◆ **Task item**
Once the pictures are set aside, output all the records exactly.

◆ **Record excerpts**
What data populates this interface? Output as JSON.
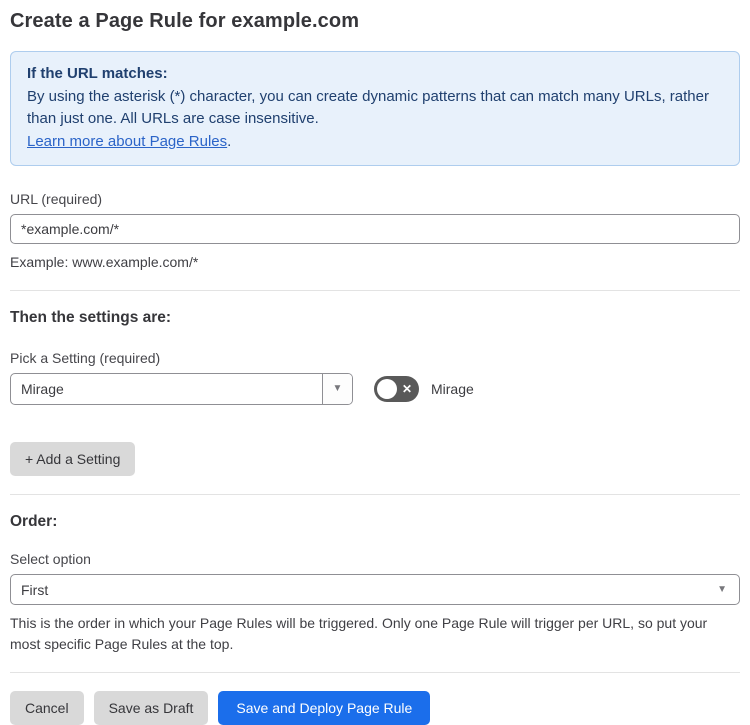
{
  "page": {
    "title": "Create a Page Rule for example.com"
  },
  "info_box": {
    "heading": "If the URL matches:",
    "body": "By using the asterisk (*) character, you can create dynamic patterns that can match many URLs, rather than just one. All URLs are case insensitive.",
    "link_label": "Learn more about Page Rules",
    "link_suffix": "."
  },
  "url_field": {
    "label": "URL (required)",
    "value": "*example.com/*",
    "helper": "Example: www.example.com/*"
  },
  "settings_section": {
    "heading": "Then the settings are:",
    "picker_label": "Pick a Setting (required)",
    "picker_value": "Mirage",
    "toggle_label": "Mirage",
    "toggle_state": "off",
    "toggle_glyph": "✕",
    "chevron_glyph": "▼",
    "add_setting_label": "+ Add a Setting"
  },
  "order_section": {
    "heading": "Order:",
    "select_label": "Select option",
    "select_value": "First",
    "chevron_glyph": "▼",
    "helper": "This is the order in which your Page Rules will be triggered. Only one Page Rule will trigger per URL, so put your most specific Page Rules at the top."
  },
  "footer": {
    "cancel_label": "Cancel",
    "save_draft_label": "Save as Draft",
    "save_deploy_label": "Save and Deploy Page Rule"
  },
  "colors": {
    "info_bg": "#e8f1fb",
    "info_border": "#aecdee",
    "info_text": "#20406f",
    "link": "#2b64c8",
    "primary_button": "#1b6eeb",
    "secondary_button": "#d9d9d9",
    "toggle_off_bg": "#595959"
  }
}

◆ **Answer to this task**
What data populates this interface? Output as JSON.
{
  "page": {
    "title": "Create a Page Rule for example.com"
  },
  "info_box": {
    "heading": "If the URL matches:",
    "body": "By using the asterisk (*) character, you can create dynamic patterns that can match many URLs, rather than just one. All URLs are case insensitive.",
    "link_label": "Learn more about Page Rules",
    "link_suffix": "."
  },
  "url_field": {
    "label": "URL (required)",
    "value": "*example.com/*",
    "helper": "Example: www.example.com/*"
  },
  "settings_section": {
    "heading": "Then the settings are:",
    "picker_label": "Pick a Setting (required)",
    "picker_value": "Mirage",
    "toggle_label": "Mirage",
    "toggle_state": "off",
    "toggle_glyph": "✕",
    "chevron_glyph": "▼",
    "add_setting_label": "+ Add a Setting"
  },
  "order_section": {
    "heading": "Order:",
    "select_label": "Select option",
    "select_value": "First",
    "chevron_glyph": "▼",
    "helper": "This is the order in which your Page Rules will be triggered. Only one Page Rule will trigger per URL, so put your most specific Page Rules at the top."
  },
  "footer": {
    "cancel_label": "Cancel",
    "save_draft_label": "Save as Draft",
    "save_deploy_label": "Save and Deploy Page Rule"
  },
  "colors": {
    "info_bg": "#e8f1fb",
    "info_border": "#aecdee",
    "info_text": "#20406f",
    "link": "#2b64c8",
    "primary_button": "#1b6eeb",
    "secondary_button": "#d9d9d9",
    "toggle_off_bg": "#595959"
  }
}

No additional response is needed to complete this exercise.